Dysfunctional Systems: Learning to Manage Chaos is a visual novel I played initially right around release in 2013. It was a breath of fresh air in the indie VN scene for me, and managed to rise above many of its contemporaries. My anticipation of later games in the series grew. Unfortunately, in the start of 2014 developer Dischan Media announced they were “temporarily halting game development.” It was a disappointing state of affairs, but it made sense. Making such a high quality game from all perspectives (writing, audio, and visual) is no doubt incredibly challenging.

After this news made waves, many fans of Dischan’s work immediately suggested they run a Kickstarter campaign. Nearly two months later they did exactly that and launched a crowdfunding project to finish the Dysfunctional Systems series. With an asking goal of $49,000 CAD it was one of the higher priced visual novels on Kickstarter, but fans followed through on their words. The goal was reached without issue – in fact it gained over that amount ($67,450 CAD in all). Things were definitely looking up for Dischan and their game series. For all parties involved it appeared that the final two episodes of Dysfunctional Systems would be made and launch during the proposed release window of March 2015.

The dysfunctional systems visual novel game was crowdfunded on Kickstarter, but has now been cancelled.No one could have predicted that Dischan would have to cease full time development on the title, but that’s exactly what was announced earlier today. Despite their best efforts and regular updates, the developer indicates it’s no longer feasible for them to continue at this full time pace. Because new episodes are not ready now or in the foreseeable future all funders (over $5) can now request a refund. However, all the funding was already spent. This means any and all refunds are coming out of their own pocket. It’s a very disheartening situation all around. Word of the news comes even though episode 0 was practically finished.

Why couldn’t they launch it? According to Dischan it in no way met their expectations. It was average – at best. None of us can know or judge that as none of the audience have played it. Considering how great Dysfunctional Systems: Learning to Manage Chaos was, though, I could see how a middling new episode could easily tarnish opinions on the series. As it stands, after all that work it simply failed to turn out an excellent product.

But how is this possible when Dysfunctional Systems was so darn good? In a follow up post, Dischan director Jeremy laid out the biggest issues the team had post-Kickstarter.

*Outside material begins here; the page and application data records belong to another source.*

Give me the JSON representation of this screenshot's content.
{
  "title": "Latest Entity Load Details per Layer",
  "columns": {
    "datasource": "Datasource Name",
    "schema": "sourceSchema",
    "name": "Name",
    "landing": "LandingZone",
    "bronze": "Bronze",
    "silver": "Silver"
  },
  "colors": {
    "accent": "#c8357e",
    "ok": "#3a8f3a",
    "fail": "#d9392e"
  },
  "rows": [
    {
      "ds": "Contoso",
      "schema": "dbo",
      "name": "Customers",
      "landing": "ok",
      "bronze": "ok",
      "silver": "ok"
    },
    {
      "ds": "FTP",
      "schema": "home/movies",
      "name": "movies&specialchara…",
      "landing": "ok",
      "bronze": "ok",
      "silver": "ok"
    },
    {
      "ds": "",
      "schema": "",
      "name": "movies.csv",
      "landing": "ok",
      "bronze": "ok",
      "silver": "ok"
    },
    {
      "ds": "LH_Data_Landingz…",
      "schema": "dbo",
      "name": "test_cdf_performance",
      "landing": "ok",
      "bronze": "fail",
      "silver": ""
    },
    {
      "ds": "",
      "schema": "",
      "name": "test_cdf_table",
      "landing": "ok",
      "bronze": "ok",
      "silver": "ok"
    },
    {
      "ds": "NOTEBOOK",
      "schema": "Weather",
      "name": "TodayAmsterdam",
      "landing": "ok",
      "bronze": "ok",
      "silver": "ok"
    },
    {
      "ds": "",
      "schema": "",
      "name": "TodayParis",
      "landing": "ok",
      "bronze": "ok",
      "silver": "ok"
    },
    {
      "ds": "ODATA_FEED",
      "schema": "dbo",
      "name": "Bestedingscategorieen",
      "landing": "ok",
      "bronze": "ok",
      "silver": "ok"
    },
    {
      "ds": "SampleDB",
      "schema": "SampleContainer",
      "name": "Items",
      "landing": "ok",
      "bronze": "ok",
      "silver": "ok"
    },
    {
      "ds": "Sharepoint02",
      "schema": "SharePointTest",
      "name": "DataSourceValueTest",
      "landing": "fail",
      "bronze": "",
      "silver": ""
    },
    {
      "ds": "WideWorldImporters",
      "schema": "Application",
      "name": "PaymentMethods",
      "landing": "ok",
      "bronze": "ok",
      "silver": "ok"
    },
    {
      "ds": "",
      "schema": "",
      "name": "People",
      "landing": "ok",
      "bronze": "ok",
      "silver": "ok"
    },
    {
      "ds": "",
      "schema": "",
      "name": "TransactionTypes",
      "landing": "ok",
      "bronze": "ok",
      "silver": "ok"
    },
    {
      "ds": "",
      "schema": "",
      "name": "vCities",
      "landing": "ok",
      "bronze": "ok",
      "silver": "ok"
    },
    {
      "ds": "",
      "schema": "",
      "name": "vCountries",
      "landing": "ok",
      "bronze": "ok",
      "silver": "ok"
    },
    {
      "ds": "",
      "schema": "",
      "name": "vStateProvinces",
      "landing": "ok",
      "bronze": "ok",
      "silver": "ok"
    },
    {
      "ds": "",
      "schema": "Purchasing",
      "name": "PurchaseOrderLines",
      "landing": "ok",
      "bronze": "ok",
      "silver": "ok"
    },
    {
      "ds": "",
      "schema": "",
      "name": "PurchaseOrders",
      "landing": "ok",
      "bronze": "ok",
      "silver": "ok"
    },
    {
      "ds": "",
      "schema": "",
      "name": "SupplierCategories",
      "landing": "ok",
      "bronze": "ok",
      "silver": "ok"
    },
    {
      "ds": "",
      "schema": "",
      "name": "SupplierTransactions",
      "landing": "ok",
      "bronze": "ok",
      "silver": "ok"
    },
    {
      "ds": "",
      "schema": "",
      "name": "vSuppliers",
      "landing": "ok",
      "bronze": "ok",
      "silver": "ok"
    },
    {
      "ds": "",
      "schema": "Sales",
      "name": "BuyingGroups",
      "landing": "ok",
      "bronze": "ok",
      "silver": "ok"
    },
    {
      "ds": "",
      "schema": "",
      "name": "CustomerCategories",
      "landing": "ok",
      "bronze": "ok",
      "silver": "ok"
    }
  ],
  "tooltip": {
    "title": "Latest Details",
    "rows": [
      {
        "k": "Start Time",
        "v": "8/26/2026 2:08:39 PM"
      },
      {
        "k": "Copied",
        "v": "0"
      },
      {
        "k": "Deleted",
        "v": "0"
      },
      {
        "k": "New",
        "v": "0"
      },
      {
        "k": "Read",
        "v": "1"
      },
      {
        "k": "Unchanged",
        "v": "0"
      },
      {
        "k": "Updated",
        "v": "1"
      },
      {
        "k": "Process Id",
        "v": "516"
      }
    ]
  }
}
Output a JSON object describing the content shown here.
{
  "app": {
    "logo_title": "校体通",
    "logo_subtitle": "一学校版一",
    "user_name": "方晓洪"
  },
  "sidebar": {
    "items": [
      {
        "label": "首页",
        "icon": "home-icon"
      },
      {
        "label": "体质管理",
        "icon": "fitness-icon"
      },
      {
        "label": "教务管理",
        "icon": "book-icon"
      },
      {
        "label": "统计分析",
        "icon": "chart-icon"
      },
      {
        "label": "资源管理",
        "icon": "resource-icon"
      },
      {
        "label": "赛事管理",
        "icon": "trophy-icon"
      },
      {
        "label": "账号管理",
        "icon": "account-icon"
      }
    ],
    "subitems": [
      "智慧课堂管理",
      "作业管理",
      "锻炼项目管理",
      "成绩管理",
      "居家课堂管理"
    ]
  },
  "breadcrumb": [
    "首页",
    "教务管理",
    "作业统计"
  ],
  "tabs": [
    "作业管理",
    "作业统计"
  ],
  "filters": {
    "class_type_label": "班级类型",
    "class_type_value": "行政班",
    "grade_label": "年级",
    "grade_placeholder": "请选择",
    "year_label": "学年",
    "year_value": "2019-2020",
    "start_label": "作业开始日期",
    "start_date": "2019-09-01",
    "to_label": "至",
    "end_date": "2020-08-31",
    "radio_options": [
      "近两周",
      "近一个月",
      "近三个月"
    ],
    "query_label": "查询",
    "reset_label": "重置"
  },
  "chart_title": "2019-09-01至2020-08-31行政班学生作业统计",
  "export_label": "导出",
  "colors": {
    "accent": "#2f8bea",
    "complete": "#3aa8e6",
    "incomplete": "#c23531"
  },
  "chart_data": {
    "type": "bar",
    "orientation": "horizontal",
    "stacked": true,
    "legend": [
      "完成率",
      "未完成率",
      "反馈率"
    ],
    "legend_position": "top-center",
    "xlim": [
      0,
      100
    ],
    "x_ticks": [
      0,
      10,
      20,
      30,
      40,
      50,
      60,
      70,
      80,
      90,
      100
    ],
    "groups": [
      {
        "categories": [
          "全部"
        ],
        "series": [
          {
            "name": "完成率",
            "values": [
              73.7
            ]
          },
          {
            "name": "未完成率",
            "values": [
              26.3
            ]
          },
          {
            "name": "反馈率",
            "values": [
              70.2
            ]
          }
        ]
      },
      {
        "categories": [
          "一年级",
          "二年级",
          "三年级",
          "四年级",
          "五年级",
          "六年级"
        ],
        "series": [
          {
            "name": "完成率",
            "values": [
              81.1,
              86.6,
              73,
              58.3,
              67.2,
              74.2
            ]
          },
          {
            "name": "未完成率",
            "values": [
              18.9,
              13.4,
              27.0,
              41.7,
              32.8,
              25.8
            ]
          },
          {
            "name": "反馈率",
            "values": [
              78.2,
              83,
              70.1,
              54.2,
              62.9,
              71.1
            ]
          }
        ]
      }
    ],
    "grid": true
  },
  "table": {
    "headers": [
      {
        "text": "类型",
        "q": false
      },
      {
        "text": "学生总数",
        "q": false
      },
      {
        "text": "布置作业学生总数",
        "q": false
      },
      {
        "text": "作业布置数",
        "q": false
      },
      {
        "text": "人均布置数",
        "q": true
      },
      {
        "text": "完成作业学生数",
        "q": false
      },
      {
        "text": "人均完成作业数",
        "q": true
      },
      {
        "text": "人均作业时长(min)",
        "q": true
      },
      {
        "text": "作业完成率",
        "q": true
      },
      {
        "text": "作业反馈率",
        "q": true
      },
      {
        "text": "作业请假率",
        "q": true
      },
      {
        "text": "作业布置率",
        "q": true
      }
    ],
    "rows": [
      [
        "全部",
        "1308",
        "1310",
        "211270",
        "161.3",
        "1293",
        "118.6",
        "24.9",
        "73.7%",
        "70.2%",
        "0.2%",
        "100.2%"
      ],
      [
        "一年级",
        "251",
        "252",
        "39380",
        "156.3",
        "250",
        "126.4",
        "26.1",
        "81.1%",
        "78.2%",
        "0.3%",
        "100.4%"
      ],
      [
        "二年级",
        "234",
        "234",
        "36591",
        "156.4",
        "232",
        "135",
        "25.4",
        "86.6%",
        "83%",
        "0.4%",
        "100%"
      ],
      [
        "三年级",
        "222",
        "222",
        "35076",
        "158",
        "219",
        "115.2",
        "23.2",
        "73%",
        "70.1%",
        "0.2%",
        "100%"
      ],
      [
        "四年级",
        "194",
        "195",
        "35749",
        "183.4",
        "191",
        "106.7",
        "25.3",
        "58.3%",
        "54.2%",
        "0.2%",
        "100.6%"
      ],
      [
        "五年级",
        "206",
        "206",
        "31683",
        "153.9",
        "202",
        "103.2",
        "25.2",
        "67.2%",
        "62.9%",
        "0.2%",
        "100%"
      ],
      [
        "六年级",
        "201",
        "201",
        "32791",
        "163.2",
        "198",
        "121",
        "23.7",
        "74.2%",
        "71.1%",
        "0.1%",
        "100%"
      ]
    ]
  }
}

Problems include the lack of quality control, a proper development process, and feature creep. All of these are fairly killer but the real surprise is acknowledgment of issues such as over promising and the loss of motivation.

The dysfunctional systems visual novel game was crowdfunded on Kickstarter, but has now been cancelled.Is it safe to say that many Kickstarter-funded developers face many of these same issues? No doubt. I think that’s one reason so many games miss their intended release date. It could also explain why some games end up being of average or poor quality. The fact that Dischan owns up to all these missteps is huge. Some developers would simply run and hide from their backers with nary an update in sight.

What this event should show to all of us is that Kickstarter funding is not a complete and total savior that many view it to be. Yes, you’ll get money but do you know how to handle it? Considering so many projects are led by new teams (or artists/programmers/etc who have never had to deal with “money matters” in a development environment before) it makes sense that tons of campaigns have drama behind the scenes. More developers, both of successful and failed campaigns, need to step forward and share their stories. If they don’t, we’ll only see more campaigns crumble despite their best intentions.

Marcus Estrada
Marcus is a fellow with a love for video games, horror, and Japanese food. When he’s not writing about games for a multitude of sites, he’s usually still playing one. Writing about video games is something he hopes to continue doing for many years to come.
Marcus Estrada